How many lines below contain the word "kind"? Give only the number.

(Data begins)

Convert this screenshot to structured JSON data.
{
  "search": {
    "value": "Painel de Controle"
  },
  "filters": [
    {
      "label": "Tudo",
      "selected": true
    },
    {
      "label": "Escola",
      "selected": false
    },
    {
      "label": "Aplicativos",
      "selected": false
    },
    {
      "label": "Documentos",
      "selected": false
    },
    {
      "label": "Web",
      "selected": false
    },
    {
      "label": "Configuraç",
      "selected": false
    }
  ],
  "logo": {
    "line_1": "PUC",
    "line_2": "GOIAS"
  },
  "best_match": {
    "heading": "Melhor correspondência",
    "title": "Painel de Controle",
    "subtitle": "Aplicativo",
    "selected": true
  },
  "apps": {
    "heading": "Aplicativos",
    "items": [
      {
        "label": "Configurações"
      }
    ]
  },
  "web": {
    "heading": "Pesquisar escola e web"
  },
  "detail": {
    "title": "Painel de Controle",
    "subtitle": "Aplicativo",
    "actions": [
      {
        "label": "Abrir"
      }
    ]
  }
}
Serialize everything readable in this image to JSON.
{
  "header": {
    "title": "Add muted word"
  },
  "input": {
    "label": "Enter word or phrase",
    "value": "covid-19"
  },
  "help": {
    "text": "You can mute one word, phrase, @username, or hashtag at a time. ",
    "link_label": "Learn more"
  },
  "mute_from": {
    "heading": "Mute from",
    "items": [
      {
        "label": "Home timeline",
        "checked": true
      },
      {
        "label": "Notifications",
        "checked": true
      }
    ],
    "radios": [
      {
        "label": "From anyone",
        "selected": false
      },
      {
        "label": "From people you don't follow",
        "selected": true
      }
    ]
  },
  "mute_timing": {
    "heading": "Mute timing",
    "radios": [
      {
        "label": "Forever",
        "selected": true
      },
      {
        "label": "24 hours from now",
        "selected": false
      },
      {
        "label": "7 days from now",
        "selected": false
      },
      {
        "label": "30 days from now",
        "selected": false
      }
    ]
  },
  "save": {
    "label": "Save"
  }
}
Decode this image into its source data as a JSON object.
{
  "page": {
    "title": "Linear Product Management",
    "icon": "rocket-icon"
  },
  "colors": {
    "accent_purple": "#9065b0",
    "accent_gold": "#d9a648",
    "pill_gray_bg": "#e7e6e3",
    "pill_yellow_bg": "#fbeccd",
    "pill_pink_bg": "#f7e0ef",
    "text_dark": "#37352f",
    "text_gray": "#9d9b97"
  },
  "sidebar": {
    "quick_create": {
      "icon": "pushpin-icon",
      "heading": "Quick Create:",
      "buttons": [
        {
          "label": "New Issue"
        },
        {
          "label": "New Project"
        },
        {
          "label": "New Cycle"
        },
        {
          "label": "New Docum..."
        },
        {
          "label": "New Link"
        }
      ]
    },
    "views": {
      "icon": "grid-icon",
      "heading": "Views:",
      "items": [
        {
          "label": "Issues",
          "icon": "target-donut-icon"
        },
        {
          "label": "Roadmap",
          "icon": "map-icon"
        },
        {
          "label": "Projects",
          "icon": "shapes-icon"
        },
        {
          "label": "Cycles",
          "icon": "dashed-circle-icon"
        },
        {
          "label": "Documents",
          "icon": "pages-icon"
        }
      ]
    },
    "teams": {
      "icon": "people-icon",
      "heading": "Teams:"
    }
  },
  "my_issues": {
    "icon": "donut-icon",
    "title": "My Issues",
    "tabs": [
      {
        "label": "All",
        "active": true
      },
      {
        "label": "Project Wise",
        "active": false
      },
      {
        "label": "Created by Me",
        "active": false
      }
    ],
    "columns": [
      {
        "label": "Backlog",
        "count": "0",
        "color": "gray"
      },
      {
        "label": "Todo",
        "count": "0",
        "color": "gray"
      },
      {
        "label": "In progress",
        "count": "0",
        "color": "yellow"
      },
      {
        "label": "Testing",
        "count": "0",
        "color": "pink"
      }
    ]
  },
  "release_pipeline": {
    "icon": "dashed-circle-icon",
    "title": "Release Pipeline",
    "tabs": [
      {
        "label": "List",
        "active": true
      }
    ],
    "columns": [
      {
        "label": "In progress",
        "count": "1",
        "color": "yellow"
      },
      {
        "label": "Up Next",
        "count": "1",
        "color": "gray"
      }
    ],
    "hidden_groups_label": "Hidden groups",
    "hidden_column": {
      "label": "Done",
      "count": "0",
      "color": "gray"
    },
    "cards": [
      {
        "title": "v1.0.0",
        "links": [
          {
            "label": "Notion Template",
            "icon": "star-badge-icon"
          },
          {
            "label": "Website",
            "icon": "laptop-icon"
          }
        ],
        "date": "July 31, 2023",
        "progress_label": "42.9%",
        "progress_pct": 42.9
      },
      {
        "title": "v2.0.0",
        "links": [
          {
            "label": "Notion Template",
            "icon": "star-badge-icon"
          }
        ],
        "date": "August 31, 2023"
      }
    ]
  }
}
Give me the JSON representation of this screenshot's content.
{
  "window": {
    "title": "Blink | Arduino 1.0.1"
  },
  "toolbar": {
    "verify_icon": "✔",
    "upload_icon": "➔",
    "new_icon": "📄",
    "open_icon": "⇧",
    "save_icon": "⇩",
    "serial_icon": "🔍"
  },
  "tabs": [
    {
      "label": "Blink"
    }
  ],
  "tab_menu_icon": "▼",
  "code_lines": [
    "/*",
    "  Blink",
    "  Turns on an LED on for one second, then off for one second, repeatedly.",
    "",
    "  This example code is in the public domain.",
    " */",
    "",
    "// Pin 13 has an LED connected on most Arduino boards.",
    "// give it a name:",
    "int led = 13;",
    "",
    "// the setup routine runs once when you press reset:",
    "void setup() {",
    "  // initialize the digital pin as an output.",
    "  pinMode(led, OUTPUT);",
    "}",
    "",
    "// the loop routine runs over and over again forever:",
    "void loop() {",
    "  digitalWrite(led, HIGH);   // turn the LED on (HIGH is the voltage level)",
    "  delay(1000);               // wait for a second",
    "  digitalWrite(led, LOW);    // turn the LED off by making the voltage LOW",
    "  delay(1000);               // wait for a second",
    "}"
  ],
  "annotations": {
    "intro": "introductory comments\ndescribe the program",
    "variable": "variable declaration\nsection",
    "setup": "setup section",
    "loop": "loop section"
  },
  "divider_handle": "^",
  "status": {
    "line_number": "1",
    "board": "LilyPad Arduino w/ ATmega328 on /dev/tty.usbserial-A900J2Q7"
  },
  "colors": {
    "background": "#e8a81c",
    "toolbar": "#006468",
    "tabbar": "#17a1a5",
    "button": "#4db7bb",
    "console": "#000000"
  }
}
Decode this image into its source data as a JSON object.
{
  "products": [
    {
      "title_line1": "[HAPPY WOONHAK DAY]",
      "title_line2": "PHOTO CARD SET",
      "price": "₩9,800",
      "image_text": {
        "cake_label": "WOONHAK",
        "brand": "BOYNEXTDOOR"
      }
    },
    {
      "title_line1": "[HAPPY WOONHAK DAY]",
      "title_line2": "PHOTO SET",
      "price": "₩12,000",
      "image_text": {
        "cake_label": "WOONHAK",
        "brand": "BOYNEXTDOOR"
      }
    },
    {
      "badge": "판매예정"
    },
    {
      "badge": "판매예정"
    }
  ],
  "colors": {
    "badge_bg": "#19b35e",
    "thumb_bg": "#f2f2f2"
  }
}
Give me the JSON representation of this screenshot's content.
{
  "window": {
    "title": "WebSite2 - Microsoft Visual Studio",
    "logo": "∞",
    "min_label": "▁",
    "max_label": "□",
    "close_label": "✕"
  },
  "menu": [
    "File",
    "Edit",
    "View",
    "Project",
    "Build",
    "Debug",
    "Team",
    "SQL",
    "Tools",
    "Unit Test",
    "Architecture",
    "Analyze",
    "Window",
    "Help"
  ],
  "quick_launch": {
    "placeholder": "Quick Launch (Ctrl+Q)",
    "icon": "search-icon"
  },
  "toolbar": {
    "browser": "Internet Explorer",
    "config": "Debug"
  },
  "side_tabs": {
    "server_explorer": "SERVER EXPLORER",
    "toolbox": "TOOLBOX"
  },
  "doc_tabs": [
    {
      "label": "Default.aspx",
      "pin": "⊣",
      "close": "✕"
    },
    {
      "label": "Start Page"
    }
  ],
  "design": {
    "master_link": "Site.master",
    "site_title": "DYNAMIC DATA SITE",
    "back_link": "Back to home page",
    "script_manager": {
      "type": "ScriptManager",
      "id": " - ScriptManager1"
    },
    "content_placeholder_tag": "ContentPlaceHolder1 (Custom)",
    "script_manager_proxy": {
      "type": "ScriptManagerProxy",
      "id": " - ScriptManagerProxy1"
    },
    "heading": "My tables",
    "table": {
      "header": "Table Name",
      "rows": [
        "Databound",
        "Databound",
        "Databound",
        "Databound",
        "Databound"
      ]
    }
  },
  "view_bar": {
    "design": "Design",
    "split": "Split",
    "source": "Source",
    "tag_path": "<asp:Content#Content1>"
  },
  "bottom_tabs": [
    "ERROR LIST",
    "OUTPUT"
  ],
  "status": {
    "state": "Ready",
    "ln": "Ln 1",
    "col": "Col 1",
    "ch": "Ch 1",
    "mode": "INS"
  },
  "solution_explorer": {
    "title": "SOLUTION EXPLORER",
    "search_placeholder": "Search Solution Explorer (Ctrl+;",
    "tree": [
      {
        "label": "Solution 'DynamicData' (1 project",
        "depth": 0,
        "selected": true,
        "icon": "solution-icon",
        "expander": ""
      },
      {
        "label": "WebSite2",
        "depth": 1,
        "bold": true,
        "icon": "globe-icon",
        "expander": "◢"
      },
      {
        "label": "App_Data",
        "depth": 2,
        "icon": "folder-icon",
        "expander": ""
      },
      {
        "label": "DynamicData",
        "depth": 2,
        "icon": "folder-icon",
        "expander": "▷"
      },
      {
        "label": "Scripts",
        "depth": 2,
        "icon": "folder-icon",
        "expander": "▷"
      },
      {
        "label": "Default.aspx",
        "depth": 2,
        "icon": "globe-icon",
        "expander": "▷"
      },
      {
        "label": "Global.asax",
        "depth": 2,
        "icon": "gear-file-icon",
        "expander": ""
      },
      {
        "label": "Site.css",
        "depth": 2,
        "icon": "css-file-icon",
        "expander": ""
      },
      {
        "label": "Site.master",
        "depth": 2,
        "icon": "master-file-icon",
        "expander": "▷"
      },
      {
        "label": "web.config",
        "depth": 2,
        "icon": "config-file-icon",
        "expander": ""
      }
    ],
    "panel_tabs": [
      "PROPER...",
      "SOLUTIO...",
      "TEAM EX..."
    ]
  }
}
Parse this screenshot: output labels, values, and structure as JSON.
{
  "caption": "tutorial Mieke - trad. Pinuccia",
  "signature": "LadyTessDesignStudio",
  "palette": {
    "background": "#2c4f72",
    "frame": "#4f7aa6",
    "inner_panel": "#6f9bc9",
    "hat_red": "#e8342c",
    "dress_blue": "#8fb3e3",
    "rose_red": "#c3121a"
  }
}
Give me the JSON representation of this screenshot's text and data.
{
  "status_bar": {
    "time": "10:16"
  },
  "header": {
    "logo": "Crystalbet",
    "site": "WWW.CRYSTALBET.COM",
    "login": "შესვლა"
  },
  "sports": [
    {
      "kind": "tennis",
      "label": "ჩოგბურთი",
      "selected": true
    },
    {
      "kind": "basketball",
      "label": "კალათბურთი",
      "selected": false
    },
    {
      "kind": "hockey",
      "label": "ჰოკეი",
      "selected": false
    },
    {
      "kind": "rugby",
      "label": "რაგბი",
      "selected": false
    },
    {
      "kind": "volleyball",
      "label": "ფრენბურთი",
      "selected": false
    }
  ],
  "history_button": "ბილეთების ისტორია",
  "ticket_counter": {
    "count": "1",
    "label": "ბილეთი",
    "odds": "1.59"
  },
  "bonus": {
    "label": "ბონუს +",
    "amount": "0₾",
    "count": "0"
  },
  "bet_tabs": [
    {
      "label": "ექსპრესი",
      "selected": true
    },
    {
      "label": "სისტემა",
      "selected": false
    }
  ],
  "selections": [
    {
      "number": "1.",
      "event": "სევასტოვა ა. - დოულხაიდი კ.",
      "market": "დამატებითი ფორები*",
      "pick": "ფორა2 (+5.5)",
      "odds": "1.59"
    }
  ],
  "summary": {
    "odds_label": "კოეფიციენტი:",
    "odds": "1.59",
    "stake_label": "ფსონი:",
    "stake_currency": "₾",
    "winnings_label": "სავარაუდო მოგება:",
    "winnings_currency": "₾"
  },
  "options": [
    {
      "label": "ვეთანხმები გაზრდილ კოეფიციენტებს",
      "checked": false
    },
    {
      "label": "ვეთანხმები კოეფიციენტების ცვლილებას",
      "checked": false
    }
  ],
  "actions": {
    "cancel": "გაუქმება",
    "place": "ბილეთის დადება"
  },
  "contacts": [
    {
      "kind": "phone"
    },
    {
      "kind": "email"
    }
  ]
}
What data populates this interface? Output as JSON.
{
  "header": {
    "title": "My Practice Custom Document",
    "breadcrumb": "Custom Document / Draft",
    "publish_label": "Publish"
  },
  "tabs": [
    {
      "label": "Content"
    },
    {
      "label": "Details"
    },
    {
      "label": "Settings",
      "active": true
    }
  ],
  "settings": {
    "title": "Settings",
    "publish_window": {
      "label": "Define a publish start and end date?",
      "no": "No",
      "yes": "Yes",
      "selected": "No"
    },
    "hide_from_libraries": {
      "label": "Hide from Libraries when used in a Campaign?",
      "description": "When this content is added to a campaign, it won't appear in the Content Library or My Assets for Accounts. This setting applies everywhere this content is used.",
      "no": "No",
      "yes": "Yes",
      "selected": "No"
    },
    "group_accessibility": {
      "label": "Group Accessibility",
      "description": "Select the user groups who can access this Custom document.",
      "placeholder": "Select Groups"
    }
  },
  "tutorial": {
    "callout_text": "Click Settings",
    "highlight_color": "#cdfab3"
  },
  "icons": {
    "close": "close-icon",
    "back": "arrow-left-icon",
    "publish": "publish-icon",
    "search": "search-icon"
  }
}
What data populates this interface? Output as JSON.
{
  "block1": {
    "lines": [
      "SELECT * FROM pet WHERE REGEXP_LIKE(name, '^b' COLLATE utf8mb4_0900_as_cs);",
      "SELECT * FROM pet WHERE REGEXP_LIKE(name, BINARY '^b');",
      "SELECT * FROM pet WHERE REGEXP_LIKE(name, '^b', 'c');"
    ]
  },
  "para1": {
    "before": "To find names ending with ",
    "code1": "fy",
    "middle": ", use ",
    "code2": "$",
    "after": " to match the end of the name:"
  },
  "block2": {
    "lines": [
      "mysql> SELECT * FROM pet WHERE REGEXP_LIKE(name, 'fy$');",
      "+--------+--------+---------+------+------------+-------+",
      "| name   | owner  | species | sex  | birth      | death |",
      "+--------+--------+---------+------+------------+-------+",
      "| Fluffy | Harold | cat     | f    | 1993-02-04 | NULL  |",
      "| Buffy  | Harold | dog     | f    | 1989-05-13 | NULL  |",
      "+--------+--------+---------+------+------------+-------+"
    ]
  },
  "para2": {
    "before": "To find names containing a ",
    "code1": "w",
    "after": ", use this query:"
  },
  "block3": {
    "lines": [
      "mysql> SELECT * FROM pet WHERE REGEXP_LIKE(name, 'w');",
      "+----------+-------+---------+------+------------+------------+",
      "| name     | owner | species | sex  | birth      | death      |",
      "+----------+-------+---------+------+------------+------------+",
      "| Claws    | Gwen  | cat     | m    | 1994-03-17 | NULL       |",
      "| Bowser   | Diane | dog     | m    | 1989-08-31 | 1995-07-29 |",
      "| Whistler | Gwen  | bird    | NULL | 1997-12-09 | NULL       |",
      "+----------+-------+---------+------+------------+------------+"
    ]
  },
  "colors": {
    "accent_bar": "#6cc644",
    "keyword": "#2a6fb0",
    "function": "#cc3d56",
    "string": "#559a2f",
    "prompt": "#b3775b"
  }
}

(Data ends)

**Answer to this exercise**:
7